BEGIN DATA TO EXAMINE
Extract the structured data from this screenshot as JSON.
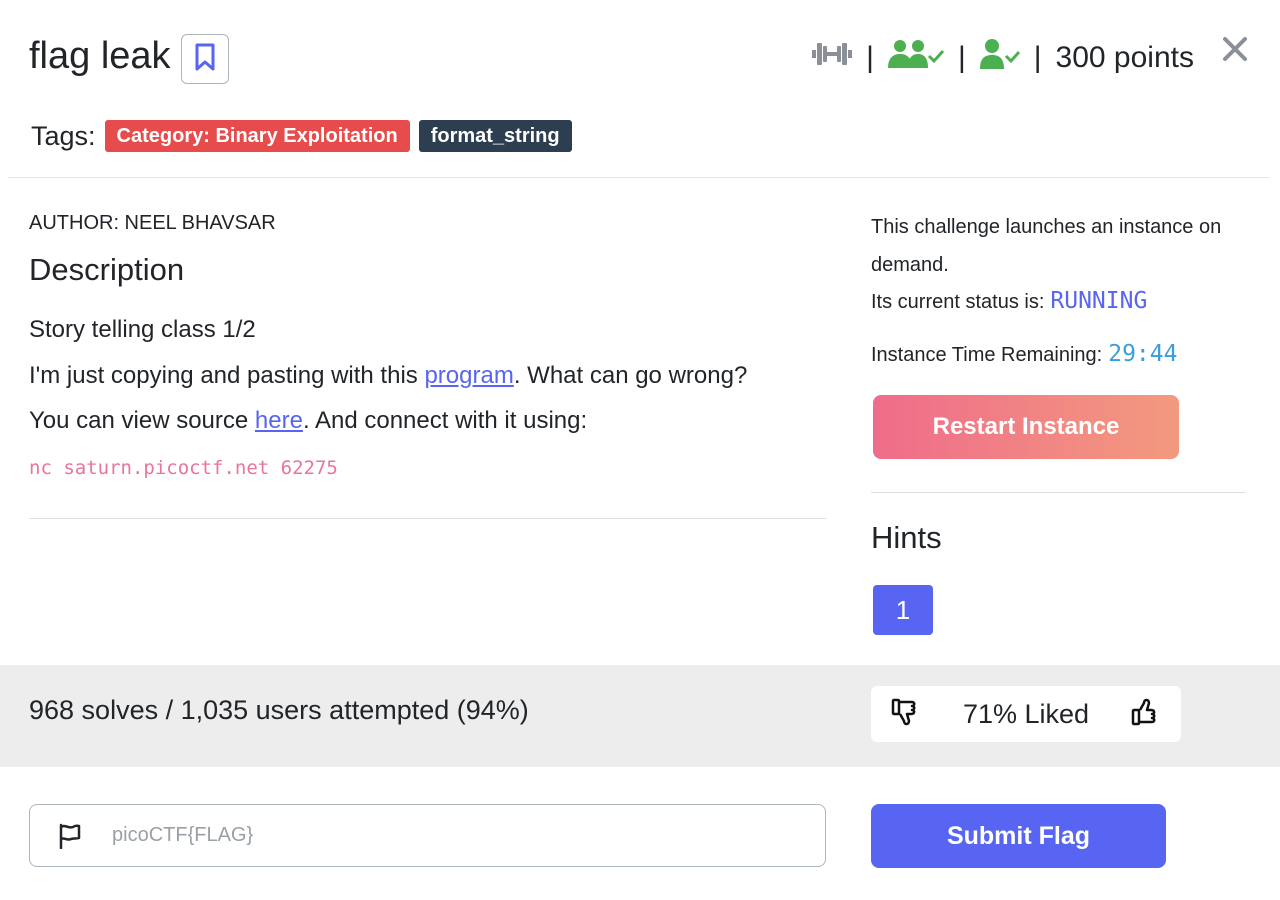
{
  "challenge": {
    "title": "flag leak",
    "points": "300 points",
    "tags_label": "Tags:",
    "tags": [
      "Category: Binary Exploitation",
      "format_string"
    ]
  },
  "description": {
    "author": "AUTHOR: NEEL BHAVSAR",
    "heading": "Description",
    "line1": "Story telling class 1/2",
    "line2_prefix": "I'm just copying and pasting with this ",
    "line2_link": "program",
    "line2_suffix": ". What can go wrong?",
    "line3_prefix": "You can view source ",
    "line3_link": "here",
    "line3_suffix": ". And connect with it using:",
    "command": "nc saturn.picoctf.net 62275"
  },
  "instance": {
    "info": "This challenge launches an instance on demand.",
    "status_label": "Its current status is:",
    "status_value": "RUNNING",
    "timer_label": "Instance Time Remaining:",
    "timer_value": "29:44",
    "restart_label": "Restart Instance"
  },
  "hints": {
    "heading": "Hints",
    "items": [
      "1"
    ]
  },
  "stats": {
    "solves_text": "968 solves / 1,035 users attempted (94%)",
    "liked_text": "71% Liked"
  },
  "flag": {
    "placeholder": "picoCTF{FLAG}",
    "value": "",
    "submit_label": "Submit Flag"
  },
  "colors": {
    "accent": "#5865f2",
    "difficulty_icon": "#8a8f98",
    "solved_icon": "#4caf50",
    "category_badge": "#e74c4c",
    "tag_badge": "#2c3e50",
    "command_text": "#e8759a"
  },
  "icons": [
    "bookmark-icon",
    "dumbbell-icon",
    "users-check-icon",
    "user-check-icon",
    "close-icon",
    "thumbs-down-icon",
    "thumbs-up-icon",
    "flag-icon"
  ]
}
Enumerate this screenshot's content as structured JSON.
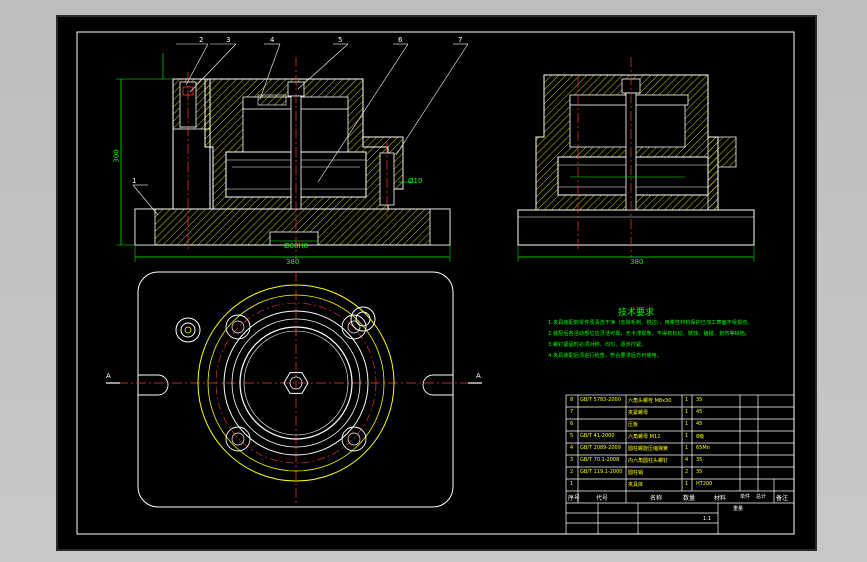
{
  "colors": {
    "background": "#c4c4c4",
    "sheet": "#000000",
    "outline": "#ffffff",
    "hatch": "#ffff00",
    "centerline": "#ff3333",
    "dimension": "#00ff00",
    "note_text": "#00ff00",
    "title_text": "#ffff00"
  },
  "balloons": [
    "2",
    "3",
    "4",
    "5",
    "6",
    "7",
    "1"
  ],
  "dims": {
    "height": "300",
    "width_left": "380",
    "width_right": "380",
    "bore": "Ø60H8",
    "pitch": "Ø10"
  },
  "section_marks": [
    "A",
    "A"
  ],
  "notes": {
    "title": "技术要求",
    "lines": [
      "1.夹具装配前零件须清洗干净（去除毛刺、锐边），用柔性材料保护已加工表面不受损伤。",
      "2.装配后各活动部位应灵活可靠，无卡滞现象，不得有松动、锈蚀、磕碰、划伤等缺陷。",
      "3.螺钉紧固时必须对称、均匀、逐步拧紧。",
      "4.夹具装配后须进行检查，符合要求后方可使用。"
    ]
  },
  "title_block": {
    "rows": [
      [
        "8",
        "GB/T 5783-2000",
        "六角头螺栓 M8x30",
        "1",
        "35"
      ],
      [
        "7",
        "",
        "夹紧螺母",
        "1",
        "45"
      ],
      [
        "6",
        "",
        "压板",
        "1",
        "45"
      ],
      [
        "5",
        "GB/T 41-2000",
        "六角螺母 M12",
        "1",
        "8级"
      ],
      [
        "4",
        "GB/T 2089-2009",
        "圆柱螺旋压缩弹簧",
        "1",
        "65Mn"
      ],
      [
        "3",
        "GB/T 70.1-2008",
        "内六角圆柱头螺钉",
        "4",
        "35"
      ],
      [
        "2",
        "GB/T 119.1-2000",
        "圆柱销",
        "2",
        "35"
      ],
      [
        "1",
        "",
        "夹具体",
        "1",
        "HT200"
      ]
    ],
    "headers": [
      "序号",
      "代号",
      "名称",
      "数量",
      "材料",
      "单件",
      "总计",
      "备注"
    ],
    "weight_label": "重量",
    "scale": "1:1"
  }
}
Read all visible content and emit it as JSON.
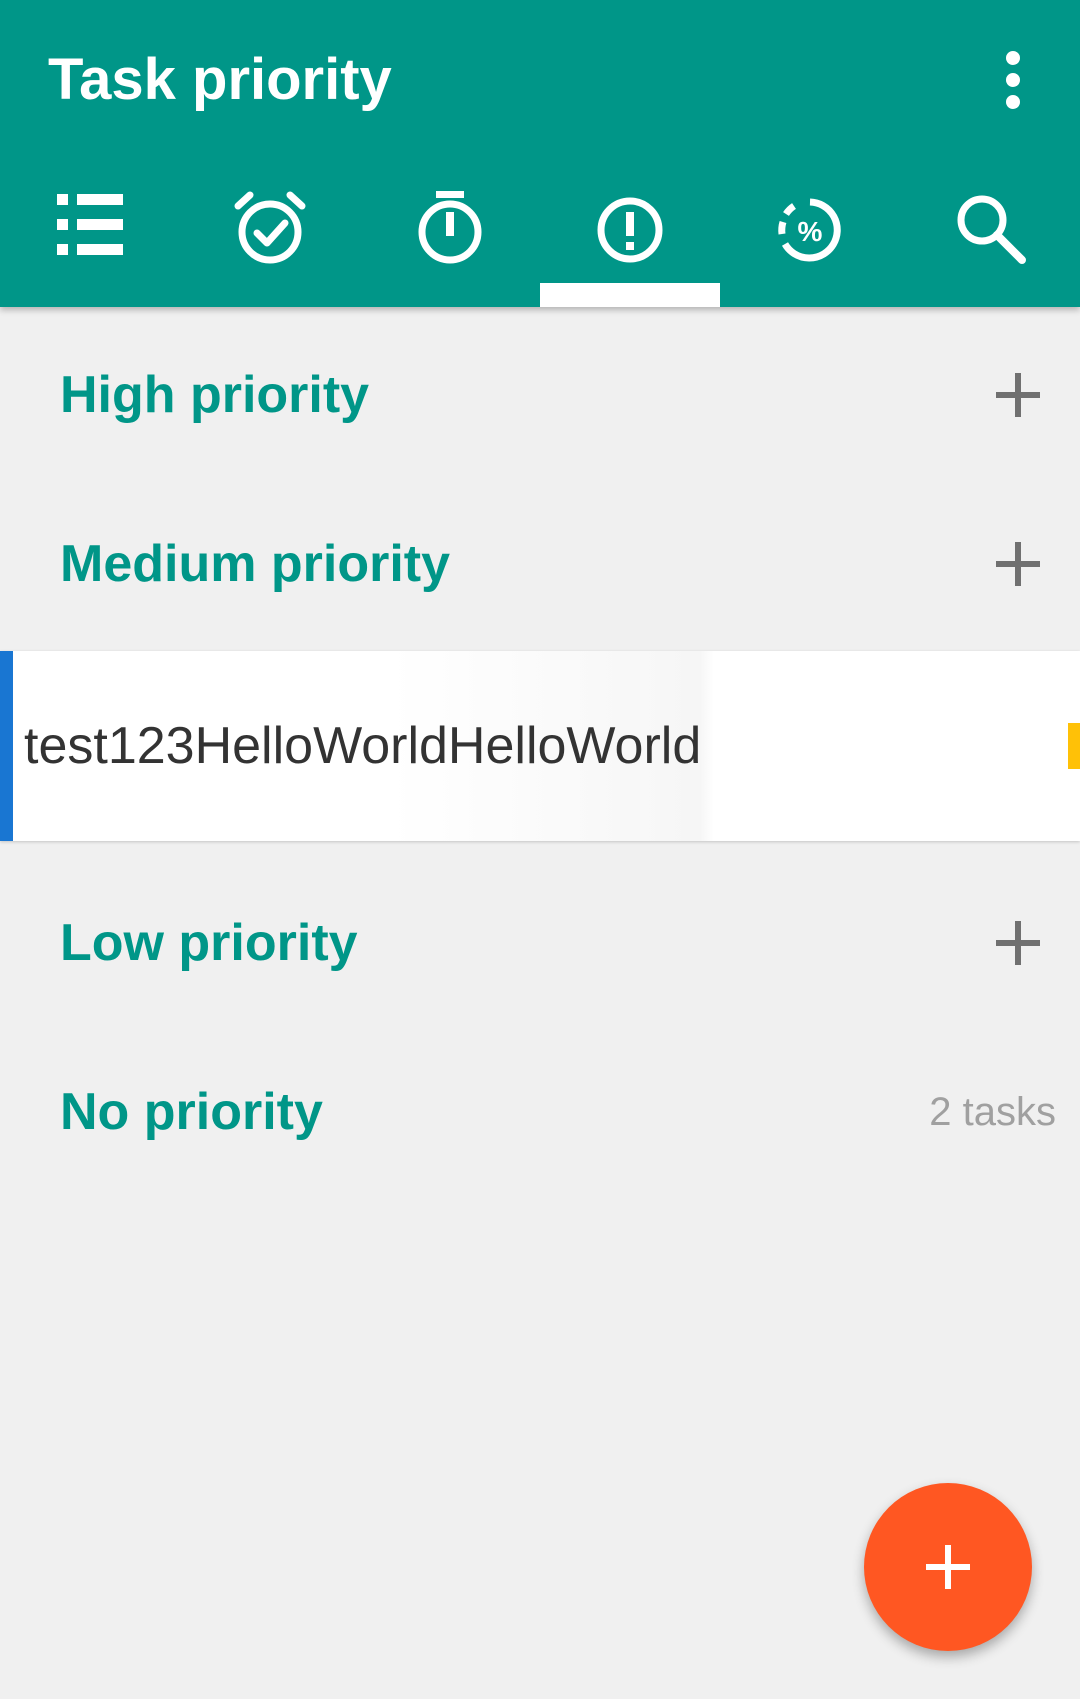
{
  "app": {
    "title": "Task priority",
    "accent_color": "#009688",
    "fab_color": "#ff5722"
  },
  "toolbar": {
    "overflow_icon": "more-vert-icon"
  },
  "tabs": [
    {
      "icon": "list-icon",
      "selected": false
    },
    {
      "icon": "alarm-check-icon",
      "selected": false
    },
    {
      "icon": "timer-icon",
      "selected": false
    },
    {
      "icon": "priority-icon",
      "selected": true
    },
    {
      "icon": "progress-percent-icon",
      "selected": false
    },
    {
      "icon": "search-icon",
      "selected": false
    }
  ],
  "sections": {
    "high": {
      "label": "High priority",
      "action_icon": "add-icon"
    },
    "medium": {
      "label": "Medium priority",
      "action_icon": "add-icon"
    },
    "low": {
      "label": "Low priority",
      "action_icon": "add-icon"
    },
    "none": {
      "label": "No priority",
      "count": "2 tasks"
    }
  },
  "tasks": [
    {
      "title": "test123HelloWorldHelloWorld",
      "list_color": "#1976d2",
      "flag_color": "#ffc107"
    }
  ],
  "fab": {
    "icon": "add-icon"
  }
}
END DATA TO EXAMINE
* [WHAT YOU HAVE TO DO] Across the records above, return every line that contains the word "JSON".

* [RESPONSE]
Extract the structured data from this screenshot as JSON.
Enumerate this screenshot's content as structured JSON.
Read all visible content and emit it as JSON.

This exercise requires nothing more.